But they said any rationalisation had to be commercially sound, and they can see plenty of hooks as well.
The two companies responded to the new study from the farmer-led Meat Industry Excellence group which was pushing for a major reforms to improve the red meat sector's profitability and lift falling returns to farmers.
An analysis done for the study concludes that merging the two biggest meat companies, the Alliance and Silver Fern Farms co-operatives, would produce gains of more than $400 million over five years.
And getting the big four, that's ANZCO and AFFCO, as well as the two co-ops, to agree to a co-ordinated consolidation process, could mean savings of more than a billion dollars.
Alliance's chairman Murray Taggart said his company wanted to see the detail of the analysis, because its findings were very different from the figures it had come up with on merger benefits.

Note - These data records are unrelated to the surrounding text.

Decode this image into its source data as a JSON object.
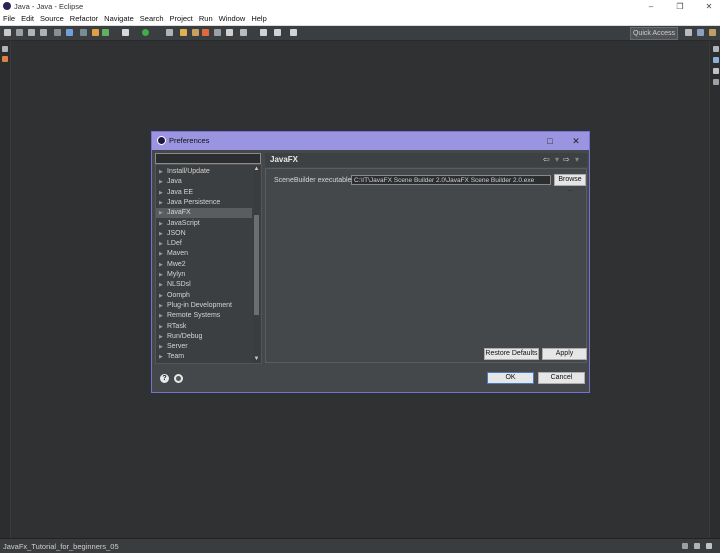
{
  "window": {
    "title": "Java - Java - Eclipse",
    "minimize_glyph": "–",
    "maximize_glyph": "❐",
    "close_glyph": "✕"
  },
  "menu": [
    "File",
    "Edit",
    "Source",
    "Refactor",
    "Navigate",
    "Search",
    "Project",
    "Run",
    "Window",
    "Help"
  ],
  "toolbar": {
    "quick_access": "Quick Access"
  },
  "status": {
    "text": "JavaFx_Tutorial_for_beginners_05"
  },
  "dialog": {
    "title": "Preferences",
    "maximize_glyph": "□",
    "close_glyph": "✕",
    "filter_value": "",
    "tree_items": [
      {
        "label": "Install/Update",
        "selected": false
      },
      {
        "label": "Java",
        "selected": false
      },
      {
        "label": "Java EE",
        "selected": false
      },
      {
        "label": "Java Persistence",
        "selected": false
      },
      {
        "label": "JavaFX",
        "selected": true
      },
      {
        "label": "JavaScript",
        "selected": false
      },
      {
        "label": "JSON",
        "selected": false
      },
      {
        "label": "LDef",
        "selected": false
      },
      {
        "label": "Maven",
        "selected": false
      },
      {
        "label": "Mwe2",
        "selected": false
      },
      {
        "label": "Mylyn",
        "selected": false
      },
      {
        "label": "NLSDsl",
        "selected": false
      },
      {
        "label": "Oomph",
        "selected": false
      },
      {
        "label": "Plug-in Development",
        "selected": false
      },
      {
        "label": "Remote Systems",
        "selected": false
      },
      {
        "label": "RTask",
        "selected": false
      },
      {
        "label": "Run/Debug",
        "selected": false
      },
      {
        "label": "Server",
        "selected": false
      },
      {
        "label": "Team",
        "selected": false
      }
    ],
    "panel": {
      "title": "JavaFX",
      "back_glyph": "⇦",
      "forward_glyph": "⇨",
      "menu_glyph": "▾",
      "scenebuilder_label": "SceneBuilder executable",
      "scenebuilder_path": "C:\\IT\\JavaFX Scene Builder 2.0\\JavaFX Scene Builder 2.0.exe",
      "browse_label": "Browse ...",
      "restore_defaults_label": "Restore Defaults",
      "apply_label": "Apply"
    },
    "help_glyph": "?",
    "ok_label": "OK",
    "cancel_label": "Cancel"
  }
}
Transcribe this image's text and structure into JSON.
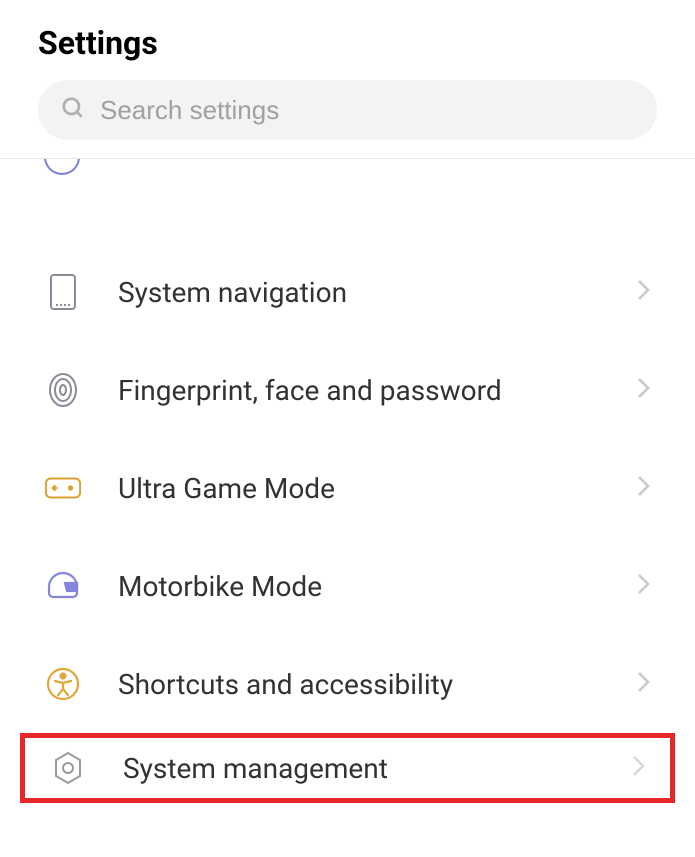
{
  "header": {
    "title": "Settings"
  },
  "search": {
    "placeholder": "Search settings"
  },
  "items": [
    {
      "label": "System navigation",
      "icon": "phone"
    },
    {
      "label": "Fingerprint, face and password",
      "icon": "fingerprint"
    },
    {
      "label": "Ultra Game Mode",
      "icon": "gamepad"
    },
    {
      "label": "Motorbike Mode",
      "icon": "helmet"
    },
    {
      "label": "Shortcuts and accessibility",
      "icon": "accessibility"
    },
    {
      "label": "System management",
      "icon": "gear",
      "highlighted": true
    }
  ]
}
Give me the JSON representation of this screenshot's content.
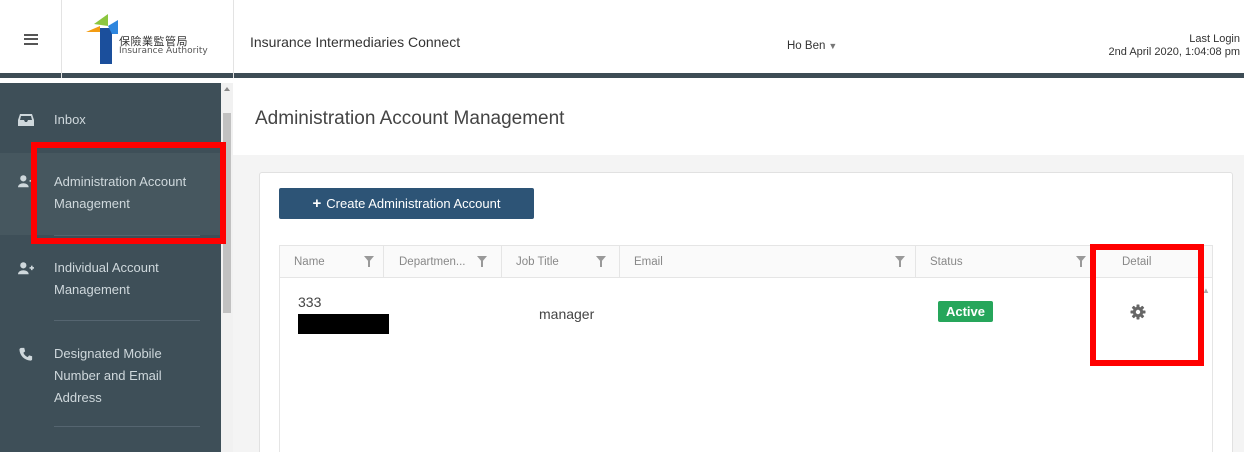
{
  "header": {
    "logo_zh": "保險業監管局",
    "logo_en": "Insurance Authority",
    "app_title": "Insurance Intermediaries Connect",
    "user_name": "Ho Ben",
    "last_login_label": "Last Login",
    "last_login_value": "2nd April 2020, 1:04:08 pm"
  },
  "sidebar": {
    "items": [
      {
        "label": "Inbox",
        "icon": "inbox-icon"
      },
      {
        "label": "Administration Account Management",
        "icon": "add-user-icon"
      },
      {
        "label": "Individual Account Management",
        "icon": "add-user-icon"
      },
      {
        "label": "Designated Mobile Number and Email Address",
        "icon": "phone-icon"
      }
    ]
  },
  "page": {
    "title": "Administration Account Management",
    "create_button": "Create Administration Account"
  },
  "table": {
    "columns": [
      "Name",
      "Departmen...",
      "Job Title",
      "Email",
      "Status",
      "Detail"
    ],
    "rows": [
      {
        "name": "333",
        "department": "",
        "job_title": "manager",
        "email": "",
        "status": "Active"
      }
    ]
  },
  "colors": {
    "sidebar_bg": "#3e4f58",
    "primary_button": "#2d5476",
    "status_active": "#26a65b",
    "highlight": "#ff0000"
  }
}
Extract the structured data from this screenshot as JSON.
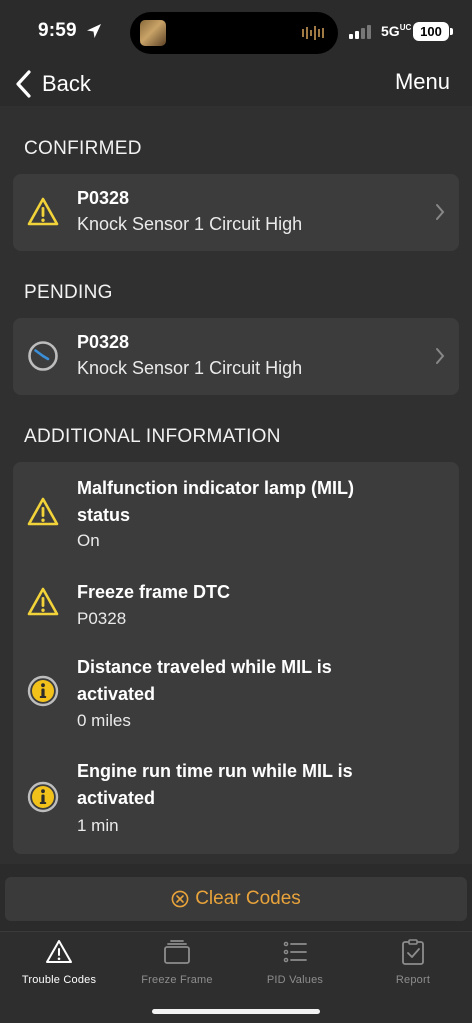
{
  "status_bar": {
    "time": "9:59",
    "network": "5G",
    "network_suffix": "UC",
    "battery": "100"
  },
  "nav": {
    "back_label": "Back",
    "menu_label": "Menu"
  },
  "sections": {
    "confirmed": "CONFIRMED",
    "pending": "PENDING",
    "additional": "ADDITIONAL INFORMATION"
  },
  "confirmed_code": {
    "code": "P0328",
    "description": "Knock Sensor 1 Circuit High",
    "icon": "warning-icon"
  },
  "pending_code": {
    "code": "P0328",
    "description": "Knock Sensor 1 Circuit High",
    "icon": "clock-icon"
  },
  "additional_info": [
    {
      "title": "Malfunction indicator lamp (MIL) status",
      "value": "On",
      "icon": "warning-icon"
    },
    {
      "title": "Freeze frame DTC",
      "value": "P0328",
      "icon": "warning-icon"
    },
    {
      "title": "Distance traveled while MIL is activated",
      "value": "0 miles",
      "icon": "info-icon"
    },
    {
      "title": "Engine run time run while MIL is activated",
      "value": "1 min",
      "icon": "info-icon"
    }
  ],
  "clear_codes_label": "Clear Codes",
  "tabs": [
    {
      "label": "Trouble Codes",
      "icon": "warning-triangle-icon",
      "active": true
    },
    {
      "label": "Freeze Frame",
      "icon": "freeze-frame-icon",
      "active": false
    },
    {
      "label": "PID Values",
      "icon": "list-icon",
      "active": false
    },
    {
      "label": "Report",
      "icon": "clipboard-check-icon",
      "active": false
    }
  ],
  "colors": {
    "background": "#2b2b2b",
    "card": "#3c3c3c",
    "accent_orange": "#e8a33a",
    "warning_yellow": "#f2d33a",
    "clock_blue": "#3b8ed8"
  }
}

"The report indicates, on the work they have done, they believe there are very large gains from merging the co-operatives.
"All the work we've done in the past and even recently, indicates the gains are only a fraction of that, so clearly there are significant differences between the two bodies of work and that's why we are pretty keen to have a look at that GHD (international consultancy) report to try and understand how they've come up with such impressive numbers.
"If it stacks up commercially, we will definitely be pursuing any option, whether its merging with Silver Fern or any other company. That's a key responsibility of us as directors to act in the best interests of our company and if the numbers are that compelling, that would be a sensible thing to do."
Silver Fern Farms chairman Rob Hewitt said it was open to rationalisation discussions and they did not just have to be about mergers.
He said it could be about collaborating with other companies to save money by reducing processing capacity.
Both co-operatives agreed that there were too many plants to process the amount of stock available.
But Rob Hewitt questioned the analysis that the industry needed to close about a third of the plants currently operating.
"It's a simple observation and I think mathematically it works, but what it really doesn't take account of its climatic impacts, particularly around shorter seasons as you come further south.
"To give an example, our sheep plants in the south process for about six months of the year. Up north they are pretty much all year and the fixed costs across the number of livestock processed because of that are significantly higher in the south, than they are in the north, and that's a challenge."